Robert Birtles is a landscape and documentary photographer living in Dundee, Scotland. This current body of work by him examines the relationship between the landscapes, culture and traditions of the highland and coastal communities of Scotland.
Robert is currently making photographs documenting the east-coast fishing port of Arbroath. The project explores the town’s romantic bond with the North Sea and the riches its shores provide. For centuries, these waves have carved the identity of this historic community, even reaching global recognition for its famed smoked fish, the “Arbroath Smokie”. The project aims to capture an intimate reflection of the town and the people who call Arbroath home.
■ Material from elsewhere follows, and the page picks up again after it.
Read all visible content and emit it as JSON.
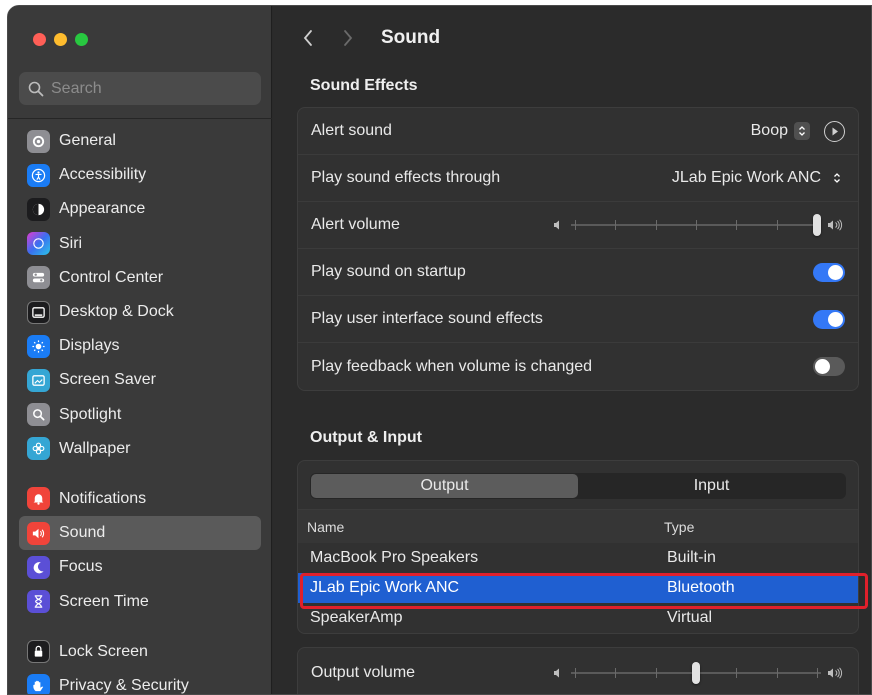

A selection of images from this series was featured at the “Contour 001” exhibition in Edinburgh earlier this year (Feb 2020).
Back in the day I’d had an assignment from a Scottish newspaper to go out on a fishing boat which was taking part in a fisherman’s demonstration against EU regulations and quotas. It was only an overnight job, but it gave me a taste of being at sea.
“Can I come back and come out with you sometime when you go out fishing”” I asked the skipper Ronnie Hughes, of the seine net boat Mairead. When he’d stopped laughing he answered, “Aye, but if you’re sick, you’ll be sick for ten days and we’re not taking you back in.” I agreed to his terms.
It wasn’t too long after, not wishing to let the chance slip, that I boarded the boat in Aberdeen harbour and we set off into the North Sea for ten days of fishing for cod and herring. I didn’t even know the difference between a cod and a herring.
My sea legs appeared by magic, and soon I was scrambling all over that boat like an old sea dog. For the crew these trips can be exceedingly dull, monotonous and repetitive. I was probably light entertainment for them as they told me their stories, and explained their work.
A while later I decided to venture out again, this time with the Argosy from Peterhead. Another ten days off out to sea, over near Norway somewhere. Same routine, throw the net overboard, wait an hour and half, circle the boat round, play dice games, drink more tea, read the Daily Mirror for the 276th time, pull in the net, retrieve the fish, gut the fish, stow the fish, chuck the net overboard, make more tea, read the Daily Mirror again…
Looking back on these images recently as I edited them for a new Café Royal Books publication, North Sea Fishing, they brought back so many memories for me. I could see each ship clearly in my mind, remembering the moments; of eating Angel Delight for desert and fried cod roe for breakfast, of the crew member who read his bible every morning and evening, of watching Kim Basinger in The Getaway, of hearing of the boat that pulled up their nets to find a car in them, of hearing of large waves which buckled metal, and of the deaths of loved ones swept overboard.
As one skipper said to me, “the North Sea is a cruel mistress. You love her and want to be with her, but she’s hard.” Ever since those North Sea trips I’ve ventured out on many oceanic assignments, from the North Sea to the Pacific, the Sea of China to the South Atlantic, the Irish Sea to the Southern Ocean. And all the time I remained standing in force 12 storms, stalwart on the bridge looking out the window loving every peak and trough that shuddered the metal of the ship and the bones of my body. And every time I’m there I think back to the Mairead and Argosy, and the hospitality and education those boats and crew gave me. – Jeremy Sutton-Hibbert
With thanks to Ronnie Hughes and the crews of the Mairead and the Argosy.